## [Records]
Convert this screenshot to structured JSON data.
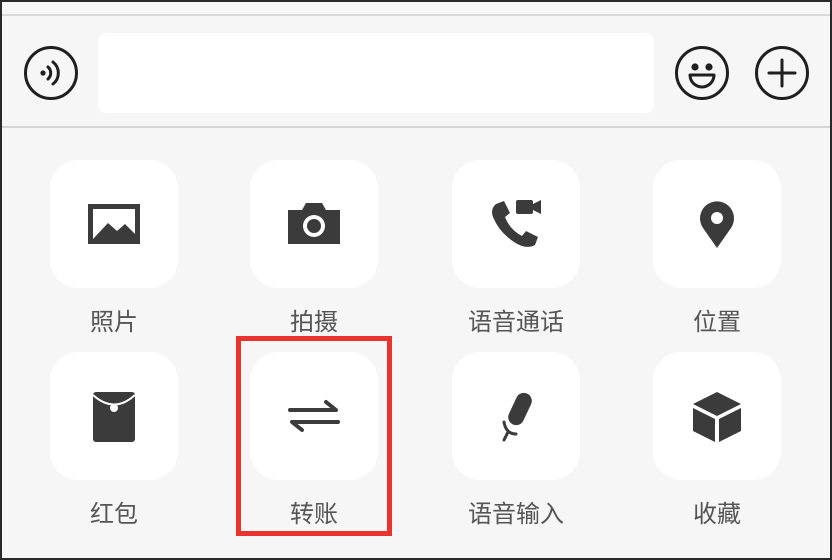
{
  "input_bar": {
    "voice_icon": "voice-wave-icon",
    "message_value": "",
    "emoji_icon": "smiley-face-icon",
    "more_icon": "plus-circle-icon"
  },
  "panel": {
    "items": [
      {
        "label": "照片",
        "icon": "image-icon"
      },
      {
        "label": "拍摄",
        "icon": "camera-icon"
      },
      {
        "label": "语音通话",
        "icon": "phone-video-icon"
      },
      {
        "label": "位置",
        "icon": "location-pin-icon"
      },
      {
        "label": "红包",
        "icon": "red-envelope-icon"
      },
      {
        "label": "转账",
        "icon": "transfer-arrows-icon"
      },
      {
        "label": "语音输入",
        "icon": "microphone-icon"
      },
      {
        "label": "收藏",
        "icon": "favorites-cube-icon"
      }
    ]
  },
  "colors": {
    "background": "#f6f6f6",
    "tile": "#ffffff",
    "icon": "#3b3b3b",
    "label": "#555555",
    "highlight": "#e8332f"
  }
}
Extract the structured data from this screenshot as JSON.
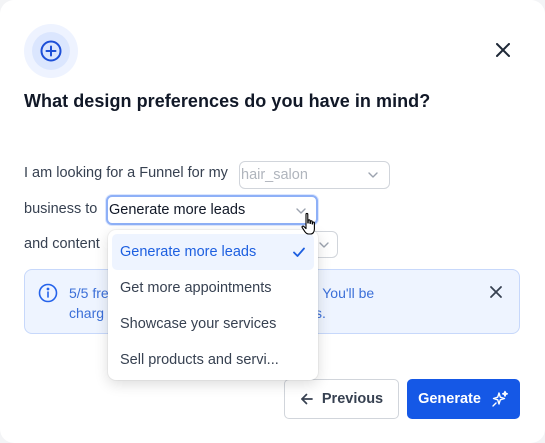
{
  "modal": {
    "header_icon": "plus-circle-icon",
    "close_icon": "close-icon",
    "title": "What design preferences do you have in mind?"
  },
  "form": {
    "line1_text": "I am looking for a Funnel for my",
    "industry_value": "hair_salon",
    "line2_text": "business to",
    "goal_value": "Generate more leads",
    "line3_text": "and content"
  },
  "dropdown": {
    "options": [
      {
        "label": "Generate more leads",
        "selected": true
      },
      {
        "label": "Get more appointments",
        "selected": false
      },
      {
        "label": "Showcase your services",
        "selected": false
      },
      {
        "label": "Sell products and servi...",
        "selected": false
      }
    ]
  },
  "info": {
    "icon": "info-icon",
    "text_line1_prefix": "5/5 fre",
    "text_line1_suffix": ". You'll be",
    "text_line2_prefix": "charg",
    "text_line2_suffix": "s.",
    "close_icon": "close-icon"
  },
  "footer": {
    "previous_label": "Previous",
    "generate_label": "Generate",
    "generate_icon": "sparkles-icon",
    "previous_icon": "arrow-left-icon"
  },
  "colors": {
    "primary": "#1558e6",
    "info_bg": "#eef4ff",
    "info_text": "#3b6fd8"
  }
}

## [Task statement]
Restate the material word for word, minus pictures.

## [Expected output]
Convert this screenshot to structured JSON data.
{
  "input_bar": {
    "voice_icon": "voice-wave-icon",
    "message_value": "",
    "emoji_icon": "smiley-face-icon",
    "more_icon": "plus-circle-icon"
  },
  "panel": {
    "items": [
      {
        "label": "照片",
        "icon": "image-icon"
      },
      {
        "label": "拍摄",
        "icon": "camera-icon"
      },
      {
        "label": "语音通话",
        "icon": "phone-video-icon"
      },
      {
        "label": "位置",
        "icon": "location-pin-icon"
      },
      {
        "label": "红包",
        "icon": "red-envelope-icon"
      },
      {
        "label": "转账",
        "icon": "transfer-arrows-icon"
      },
      {
        "label": "语音输入",
        "icon": "microphone-icon"
      },
      {
        "label": "收藏",
        "icon": "favorites-cube-icon"
      }
    ]
  },
  "colors": {
    "background": "#f6f6f6",
    "tile": "#ffffff",
    "icon": "#3b3b3b",
    "label": "#555555",
    "highlight": "#e8332f"
  }
}
Extract the structured data from this screenshot as JSON.
{
  "modal": {
    "header_icon": "plus-circle-icon",
    "close_icon": "close-icon",
    "title": "What design preferences do you have in mind?"
  },
  "form": {
    "line1_text": "I am looking for a Funnel for my",
    "industry_value": "hair_salon",
    "line2_text": "business to",
    "goal_value": "Generate more leads",
    "line3_text": "and content"
  },
  "dropdown": {
    "options": [
      {
        "label": "Generate more leads",
        "selected": true
      },
      {
        "label": "Get more appointments",
        "selected": false
      },
      {
        "label": "Showcase your services",
        "selected": false
      },
      {
        "label": "Sell products and servi...",
        "selected": false
      }
    ]
  },
  "info": {
    "icon": "info-icon",
    "text_line1_prefix": "5/5 fre",
    "text_line1_suffix": ". You'll be",
    "text_line2_prefix": "charg",
    "text_line2_suffix": "s.",
    "close_icon": "close-icon"
  },
  "footer": {
    "previous_label": "Previous",
    "generate_label": "Generate",
    "generate_icon": "sparkles-icon",
    "previous_icon": "arrow-left-icon"
  },
  "colors": {
    "primary": "#1558e6",
    "info_bg": "#eef4ff",
    "info_text": "#3b6fd8"
  }
}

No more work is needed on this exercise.